**INPUT**
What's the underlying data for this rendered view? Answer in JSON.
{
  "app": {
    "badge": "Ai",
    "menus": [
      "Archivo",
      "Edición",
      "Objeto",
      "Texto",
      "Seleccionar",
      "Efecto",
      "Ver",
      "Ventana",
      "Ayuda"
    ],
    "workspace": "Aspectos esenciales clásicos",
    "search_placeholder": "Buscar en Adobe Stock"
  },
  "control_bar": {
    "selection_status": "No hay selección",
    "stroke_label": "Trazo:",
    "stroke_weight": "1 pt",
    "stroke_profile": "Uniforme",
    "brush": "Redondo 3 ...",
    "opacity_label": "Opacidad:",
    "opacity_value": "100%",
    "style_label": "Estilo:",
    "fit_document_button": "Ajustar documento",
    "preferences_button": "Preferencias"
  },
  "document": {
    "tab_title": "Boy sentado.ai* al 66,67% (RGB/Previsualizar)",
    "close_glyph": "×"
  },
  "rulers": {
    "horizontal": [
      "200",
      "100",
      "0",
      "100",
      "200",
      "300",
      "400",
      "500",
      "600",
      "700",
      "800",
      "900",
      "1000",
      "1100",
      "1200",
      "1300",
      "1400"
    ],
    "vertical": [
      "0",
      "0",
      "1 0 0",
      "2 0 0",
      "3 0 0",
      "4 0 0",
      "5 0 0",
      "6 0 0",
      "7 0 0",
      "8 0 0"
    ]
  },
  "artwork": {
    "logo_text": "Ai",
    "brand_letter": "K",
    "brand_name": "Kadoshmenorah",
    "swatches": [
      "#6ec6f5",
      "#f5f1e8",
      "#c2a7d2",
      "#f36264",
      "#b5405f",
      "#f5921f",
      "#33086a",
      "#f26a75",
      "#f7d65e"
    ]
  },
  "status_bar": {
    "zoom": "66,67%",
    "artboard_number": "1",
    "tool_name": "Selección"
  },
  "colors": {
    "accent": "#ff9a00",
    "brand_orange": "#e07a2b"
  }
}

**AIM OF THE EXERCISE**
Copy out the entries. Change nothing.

**PROBLEM SOLUTION**
What's the underlying data for this rendered view? Answer in JSON.
{
  "app": {
    "badge": "Ai",
    "menus": [
      "Archivo",
      "Edición",
      "Objeto",
      "Texto",
      "Seleccionar",
      "Efecto",
      "Ver",
      "Ventana",
      "Ayuda"
    ],
    "workspace": "Aspectos esenciales clásicos",
    "search_placeholder": "Buscar en Adobe Stock"
  },
  "control_bar": {
    "selection_status": "No hay selección",
    "stroke_label": "Trazo:",
    "stroke_weight": "1 pt",
    "stroke_profile": "Uniforme",
    "brush": "Redondo 3 ...",
    "opacity_label": "Opacidad:",
    "opacity_value": "100%",
    "style_label": "Estilo:",
    "fit_document_button": "Ajustar documento",
    "preferences_button": "Preferencias"
  },
  "document": {
    "tab_title": "Boy sentado.ai* al 66,67% (RGB/Previsualizar)",
    "close_glyph": "×"
  },
  "rulers": {
    "horizontal": [
      "200",
      "100",
      "0",
      "100",
      "200",
      "300",
      "400",
      "500",
      "600",
      "700",
      "800",
      "900",
      "1000",
      "1100",
      "1200",
      "1300",
      "1400"
    ],
    "vertical": [
      "0",
      "0",
      "1 0 0",
      "2 0 0",
      "3 0 0",
      "4 0 0",
      "5 0 0",
      "6 0 0",
      "7 0 0",
      "8 0 0"
    ]
  },
  "artwork": {
    "logo_text": "Ai",
    "brand_letter": "K",
    "brand_name": "Kadoshmenorah",
    "swatches": [
      "#6ec6f5",
      "#f5f1e8",
      "#c2a7d2",
      "#f36264",
      "#b5405f",
      "#f5921f",
      "#33086a",
      "#f26a75",
      "#f7d65e"
    ]
  },
  "status_bar": {
    "zoom": "66,67%",
    "artboard_number": "1",
    "tool_name": "Selección"
  },
  "colors": {
    "accent": "#ff9a00",
    "brand_orange": "#e07a2b"
  }
}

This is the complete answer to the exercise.